A 2011 review by Del Toro and McArthy of OVH and OVE procedures concluded that there is no benefit to performing OVH over OVE, and advantages of OVE include the potential for less post-surgical issues. They note that when post-surgical problems do occur, they are likely related to inexperienced surgeons and/or larger dog size, not the particular procedure used. Importantly, the authors point out that minimally invasive techniques – like laparoscopy – are also becoming more widespread for spaying dogs and cats. Laparoscopic methods are easier with OVE and results in in less post-operative pain than open surgery, although laparoscopy is more expensive due to the specialized equipment required (see additional info below).

While OVH and OVE may have similar outcomes under controlled conditions, a simpler procedure like OVE will likely be the better choice for less experienced veterinarians or those who do not perform many spay operations. Access to the female reproductive tract can be made via the side of the body (flank) instead of the abdomen. These “flank spays” may be most useful for feral populations because the incision is easier to monitor from a distance and is less likely to become infected since it is not in contact with the ground (see additional info below). Parsemus Foundation encourages additional conversation and critical evaluation of spay procedures and collection of more comparable data to determine the best option. Be sure to review our page on ovary-sparing spay for more information on that alternative sterilization procedure.

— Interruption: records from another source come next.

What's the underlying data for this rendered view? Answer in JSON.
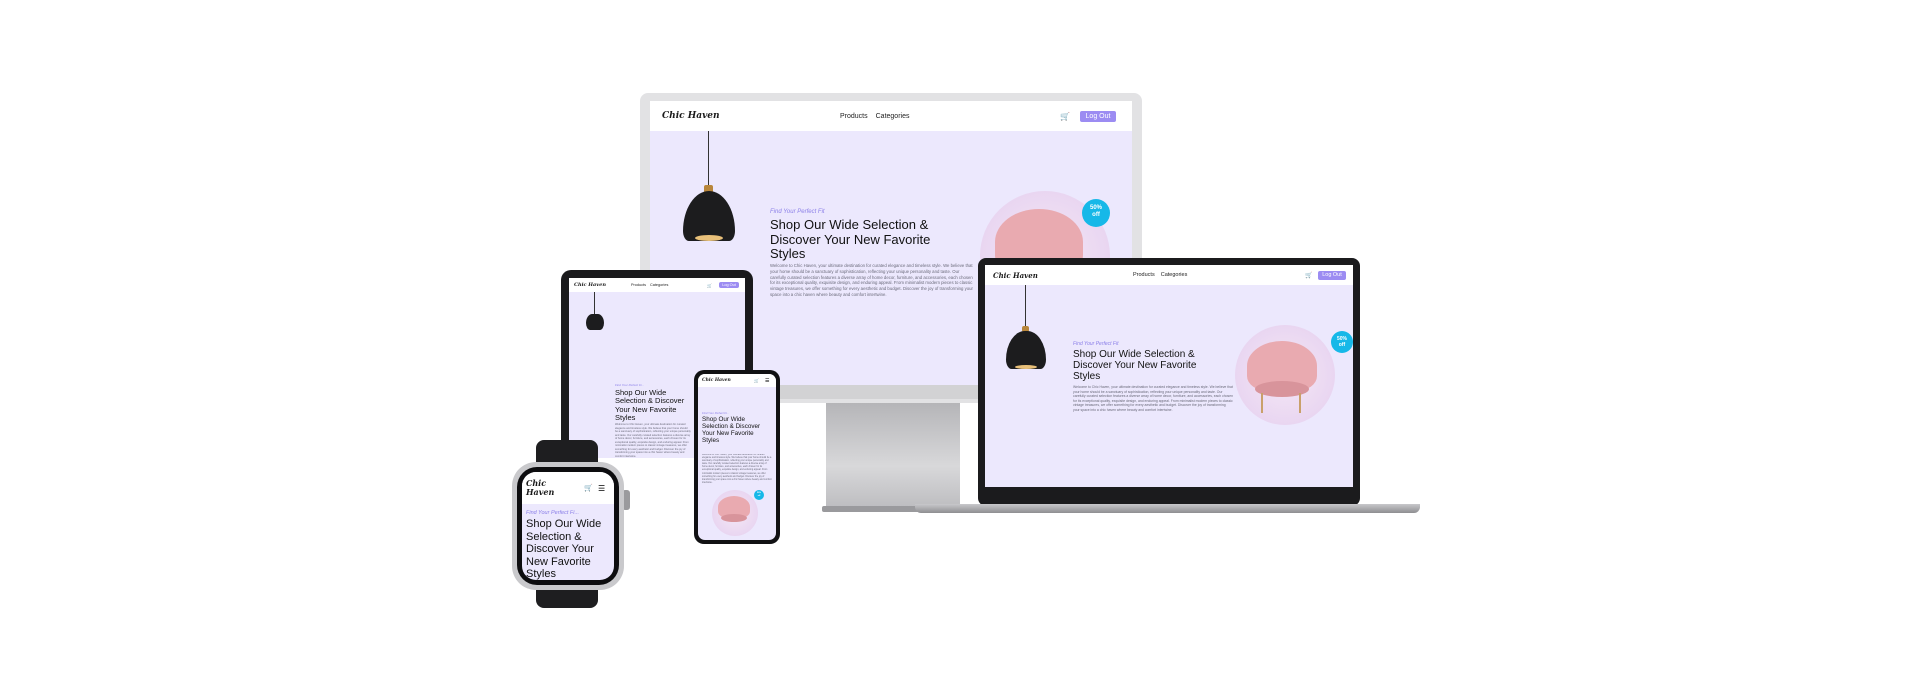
{
  "site": {
    "logo": "Chic Haven",
    "logo_watch_line1": "Chic",
    "logo_watch_line2": "Haven",
    "nav": [
      "Products",
      "Categories"
    ],
    "logout": "Log Out",
    "eyebrow": "Find Your Perfect Fit",
    "eyebrow_short": "Find Your Perfect Fi...",
    "heading": "Shop Our Wide Selection & Discover Your New Favorite Styles",
    "paragraph": "Welcome to Chic Haven, your ultimate destination for curated elegance and timeless style. We believe that your home should be a sanctuary of sophistication, reflecting your unique personality and taste. Our carefully curated selection features a diverse array of home decor, furniture, and accessories, each chosen for its exceptional quality, exquisite design, and enduring appeal. From minimalist modern pieces to classic vintage treasures, we offer something for every aesthetic and budget. Discover the joy of transforming your space into a chic haven where beauty and comfort intertwine.",
    "badge_line1": "50%",
    "badge_line2": "off"
  },
  "icons": {
    "cart": "cart-icon",
    "menu": "hamburger-menu-icon"
  },
  "colors": {
    "accent": "#9c8cf2",
    "background": "#ece8fd",
    "badge": "#16b8e8"
  }
}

OVH and OVE references

Erhardt E. 2012. Performing ovariectomy in dogs and cats. Veterinary medicine. (a how-to guide for veterinarians with excellent references)

Kirpensteijn, J. 2008. Ovariectomy versus ovariohysterectomy. Is the eternal argument ended? Proceedings of the International SCIVAC Conference 2008. (full article)

Okkens AC, Kooistra HS, Nickel RF. 1997. Comparison of long-term effects of ovariectomy versus ovariohysterectomy in bitches. J Reprod Fertil Suppl. 51:227-31. (abstract)

Netherton, S. 2013. Ovariectomy or ovariohysterectomy: Which way to spay? (general information)

The SkeptVet Blog. 2013. What is a spay? Ovariectomy vs. ovariohysterectomy for the female dog. (general information)

Laproscopic spay references

Culp WT, Mayhew PD, Brown DC. 2009. The effect of laparoscopic versus open ovariectomy on postsurgical activity in small dogs. Vet Surg. 38(7):811-7. (abstract)

Gower S, Mayhew P. 2008. Canine laparoscopic and laparoscopic-assisted ovariohysterectomy and overiectomy. Compend Contin Educ Vet 30(8):430-2, 434, 436, 438, 440. (abstract)

Lee JY, Kim MC. 2013. Comparison of oxidative stress status in dogs undergoing laparoscopic and open overiectomy. J Vet Med Sci (full article)

Flank spay references

Austin Humane Society Feral Cat Clinic. (general information)

Burrow R, Wawra E, Pinchbeck G, Senior M, Dugdale A. 2006. Pospective evaluation of postoperative pain in cats undergoing ovariohysterectomy by midline or flank approach. Vet Rec. 158:657-660. (abstract indicating flank approach may result in more postsurgical pain)

Coe RJ, Grint NJ, Tivers MS, Hotston Moore A, Holt PE. 2006. Comparison of flank and midline approaches to the ovariohysterectomy of cats. Vet Rec. 159:309-313. (abstract indicating little difference between approaches)